        Last week, the United States Supreme Court found that designs on cheerleading uniforms can be protected by copyright. The Court held that designs that appear on useful items are covered by the copyright laws, so long as the designs: (1) can be perceived as a two-or-three dimensional work of art separate from the useful article on which they appear, and (2) would qualify as a pictorial, graphic or sculptural work if it is imagined separately from the useful object into which it is incorporated. The designs also have to contain enough original expression to be eligible for protection.

        The case involved a dispute over cheerleading uniforms sold by competing firms. Varsity Brands featured designs on its uniforms consisting of various lines, chevrons and colorful shapes, and registered these designs with the Copyright Office. When Star Athletica began selling uniforms with similar designs, Varsity Brands sued for copyright infringement. The Supreme Court found that Varsity Brands’ designs were equivalent to two-dimensional artwork that can be protected by copyright, but sent the case back to a lower court to decide if the designs contain enough originality to result in a valid copyright.

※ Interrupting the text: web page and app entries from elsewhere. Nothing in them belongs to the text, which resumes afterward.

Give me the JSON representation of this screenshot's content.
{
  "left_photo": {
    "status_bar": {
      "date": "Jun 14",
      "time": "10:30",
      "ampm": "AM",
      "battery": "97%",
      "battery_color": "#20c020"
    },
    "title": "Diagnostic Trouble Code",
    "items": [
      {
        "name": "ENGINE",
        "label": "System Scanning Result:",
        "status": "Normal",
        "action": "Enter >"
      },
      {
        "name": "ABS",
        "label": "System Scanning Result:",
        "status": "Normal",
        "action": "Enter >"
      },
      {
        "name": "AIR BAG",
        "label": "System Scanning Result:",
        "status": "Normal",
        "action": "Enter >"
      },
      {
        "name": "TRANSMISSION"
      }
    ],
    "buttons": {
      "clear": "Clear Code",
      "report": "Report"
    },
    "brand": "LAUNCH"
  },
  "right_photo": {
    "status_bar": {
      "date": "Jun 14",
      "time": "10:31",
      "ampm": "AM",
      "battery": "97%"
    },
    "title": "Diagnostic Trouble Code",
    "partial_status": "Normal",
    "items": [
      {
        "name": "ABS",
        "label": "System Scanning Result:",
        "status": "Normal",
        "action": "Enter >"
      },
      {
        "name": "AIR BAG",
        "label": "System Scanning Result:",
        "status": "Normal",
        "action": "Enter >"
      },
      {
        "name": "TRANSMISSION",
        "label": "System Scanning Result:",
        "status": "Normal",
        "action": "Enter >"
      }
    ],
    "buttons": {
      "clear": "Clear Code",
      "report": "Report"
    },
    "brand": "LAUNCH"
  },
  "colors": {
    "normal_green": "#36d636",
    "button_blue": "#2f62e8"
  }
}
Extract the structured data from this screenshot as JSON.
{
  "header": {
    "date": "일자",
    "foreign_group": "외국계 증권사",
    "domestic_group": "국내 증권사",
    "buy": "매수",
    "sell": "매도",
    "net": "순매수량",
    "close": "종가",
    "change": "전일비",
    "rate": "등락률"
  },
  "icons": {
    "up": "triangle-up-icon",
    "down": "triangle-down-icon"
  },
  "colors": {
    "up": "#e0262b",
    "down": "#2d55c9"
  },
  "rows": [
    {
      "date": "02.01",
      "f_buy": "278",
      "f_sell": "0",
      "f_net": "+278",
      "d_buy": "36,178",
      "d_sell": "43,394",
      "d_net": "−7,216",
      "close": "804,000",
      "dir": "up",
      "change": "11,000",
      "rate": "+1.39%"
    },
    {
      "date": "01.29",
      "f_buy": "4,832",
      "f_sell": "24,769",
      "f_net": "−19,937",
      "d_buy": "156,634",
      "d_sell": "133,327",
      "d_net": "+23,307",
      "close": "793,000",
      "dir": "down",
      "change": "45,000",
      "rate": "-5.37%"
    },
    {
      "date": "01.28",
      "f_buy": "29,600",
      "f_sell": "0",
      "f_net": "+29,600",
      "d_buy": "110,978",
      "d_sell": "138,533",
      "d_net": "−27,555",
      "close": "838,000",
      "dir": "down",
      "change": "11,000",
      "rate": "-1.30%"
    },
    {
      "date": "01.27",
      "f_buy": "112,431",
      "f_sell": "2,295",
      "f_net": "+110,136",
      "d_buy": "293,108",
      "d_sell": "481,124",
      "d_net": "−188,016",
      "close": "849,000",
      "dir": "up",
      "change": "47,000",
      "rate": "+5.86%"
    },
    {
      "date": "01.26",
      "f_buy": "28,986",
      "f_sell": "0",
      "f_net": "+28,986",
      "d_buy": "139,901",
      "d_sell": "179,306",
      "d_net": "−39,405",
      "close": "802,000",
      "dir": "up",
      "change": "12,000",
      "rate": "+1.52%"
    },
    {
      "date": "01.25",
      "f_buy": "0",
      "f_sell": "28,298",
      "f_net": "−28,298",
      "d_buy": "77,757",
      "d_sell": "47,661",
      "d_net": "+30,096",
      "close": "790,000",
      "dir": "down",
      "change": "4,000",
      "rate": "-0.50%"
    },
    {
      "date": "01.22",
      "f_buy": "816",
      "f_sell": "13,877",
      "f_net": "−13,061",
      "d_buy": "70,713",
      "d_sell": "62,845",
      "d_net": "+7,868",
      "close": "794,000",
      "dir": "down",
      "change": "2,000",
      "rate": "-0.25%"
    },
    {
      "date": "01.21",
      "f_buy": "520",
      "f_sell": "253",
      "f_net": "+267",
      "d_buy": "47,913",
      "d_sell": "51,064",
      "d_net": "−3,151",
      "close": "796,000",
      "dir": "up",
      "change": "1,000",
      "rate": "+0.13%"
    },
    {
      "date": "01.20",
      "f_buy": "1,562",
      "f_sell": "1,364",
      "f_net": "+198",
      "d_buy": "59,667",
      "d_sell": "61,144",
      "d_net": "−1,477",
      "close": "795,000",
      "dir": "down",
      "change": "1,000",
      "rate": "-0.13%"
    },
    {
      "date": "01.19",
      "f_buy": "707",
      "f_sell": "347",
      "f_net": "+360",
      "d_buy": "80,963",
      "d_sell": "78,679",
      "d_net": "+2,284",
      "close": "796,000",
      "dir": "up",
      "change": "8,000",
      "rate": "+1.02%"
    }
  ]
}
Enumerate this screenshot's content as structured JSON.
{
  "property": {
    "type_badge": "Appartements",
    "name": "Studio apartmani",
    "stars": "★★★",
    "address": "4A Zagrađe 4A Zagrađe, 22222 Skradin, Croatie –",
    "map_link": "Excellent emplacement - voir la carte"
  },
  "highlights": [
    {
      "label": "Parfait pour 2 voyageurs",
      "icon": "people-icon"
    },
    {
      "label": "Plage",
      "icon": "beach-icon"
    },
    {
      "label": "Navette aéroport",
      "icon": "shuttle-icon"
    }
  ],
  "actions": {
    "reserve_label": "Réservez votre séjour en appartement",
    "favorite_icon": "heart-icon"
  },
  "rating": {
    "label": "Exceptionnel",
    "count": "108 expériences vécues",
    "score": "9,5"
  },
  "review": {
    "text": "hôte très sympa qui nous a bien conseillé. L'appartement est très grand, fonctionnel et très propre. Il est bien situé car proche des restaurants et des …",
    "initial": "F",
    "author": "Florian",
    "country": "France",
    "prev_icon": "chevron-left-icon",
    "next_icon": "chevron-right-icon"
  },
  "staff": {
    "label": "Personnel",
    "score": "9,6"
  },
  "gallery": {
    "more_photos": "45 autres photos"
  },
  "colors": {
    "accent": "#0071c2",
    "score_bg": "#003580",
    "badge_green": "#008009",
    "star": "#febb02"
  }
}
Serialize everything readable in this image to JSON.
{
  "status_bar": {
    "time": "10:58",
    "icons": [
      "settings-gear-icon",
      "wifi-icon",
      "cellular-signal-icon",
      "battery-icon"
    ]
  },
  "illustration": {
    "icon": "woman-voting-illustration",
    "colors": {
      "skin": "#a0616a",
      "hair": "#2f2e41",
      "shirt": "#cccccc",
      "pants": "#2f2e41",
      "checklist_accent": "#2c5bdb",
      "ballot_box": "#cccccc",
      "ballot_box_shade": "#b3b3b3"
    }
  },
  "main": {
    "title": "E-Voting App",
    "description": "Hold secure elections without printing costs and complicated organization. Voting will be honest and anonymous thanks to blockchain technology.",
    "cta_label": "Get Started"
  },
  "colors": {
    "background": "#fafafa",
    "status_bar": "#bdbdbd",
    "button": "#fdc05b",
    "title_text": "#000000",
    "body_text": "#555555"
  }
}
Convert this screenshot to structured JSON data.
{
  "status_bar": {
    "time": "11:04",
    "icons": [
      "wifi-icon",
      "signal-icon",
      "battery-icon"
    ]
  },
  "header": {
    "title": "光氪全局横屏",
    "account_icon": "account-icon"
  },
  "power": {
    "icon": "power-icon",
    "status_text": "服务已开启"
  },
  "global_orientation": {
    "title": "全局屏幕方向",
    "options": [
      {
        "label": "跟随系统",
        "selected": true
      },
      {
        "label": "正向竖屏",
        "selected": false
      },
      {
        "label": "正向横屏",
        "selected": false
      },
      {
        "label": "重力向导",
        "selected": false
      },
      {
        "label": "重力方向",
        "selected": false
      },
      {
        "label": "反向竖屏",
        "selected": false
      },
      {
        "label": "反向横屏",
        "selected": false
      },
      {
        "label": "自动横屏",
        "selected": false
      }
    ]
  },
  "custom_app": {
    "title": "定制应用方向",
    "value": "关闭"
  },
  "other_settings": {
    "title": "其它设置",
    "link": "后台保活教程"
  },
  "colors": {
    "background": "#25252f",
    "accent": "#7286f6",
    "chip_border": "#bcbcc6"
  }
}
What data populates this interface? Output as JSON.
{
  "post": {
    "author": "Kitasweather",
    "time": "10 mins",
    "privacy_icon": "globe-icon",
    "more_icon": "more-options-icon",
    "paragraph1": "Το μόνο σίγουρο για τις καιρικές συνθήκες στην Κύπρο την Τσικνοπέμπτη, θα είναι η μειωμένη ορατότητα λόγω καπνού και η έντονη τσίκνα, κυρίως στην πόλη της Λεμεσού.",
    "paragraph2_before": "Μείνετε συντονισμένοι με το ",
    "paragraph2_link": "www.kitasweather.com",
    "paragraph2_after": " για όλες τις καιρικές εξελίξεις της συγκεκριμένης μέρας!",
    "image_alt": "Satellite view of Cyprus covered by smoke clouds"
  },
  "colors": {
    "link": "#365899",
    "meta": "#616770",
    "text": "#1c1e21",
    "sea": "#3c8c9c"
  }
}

        The case is important for manufacturers of clothing, eyeglasses, furniture, and other useful items where designs are applied to the object. The manufacturers now can protect the designs (but not the underlying object without any of the design features) with copyright, so long as the designs satisfy the other elements required for a work to be eligible for copyright protection. This means that the manufacturers can prevent copying of the designs not only on similar products, but also in any other works, and can take advantage of the remedies that the copyright laws provide.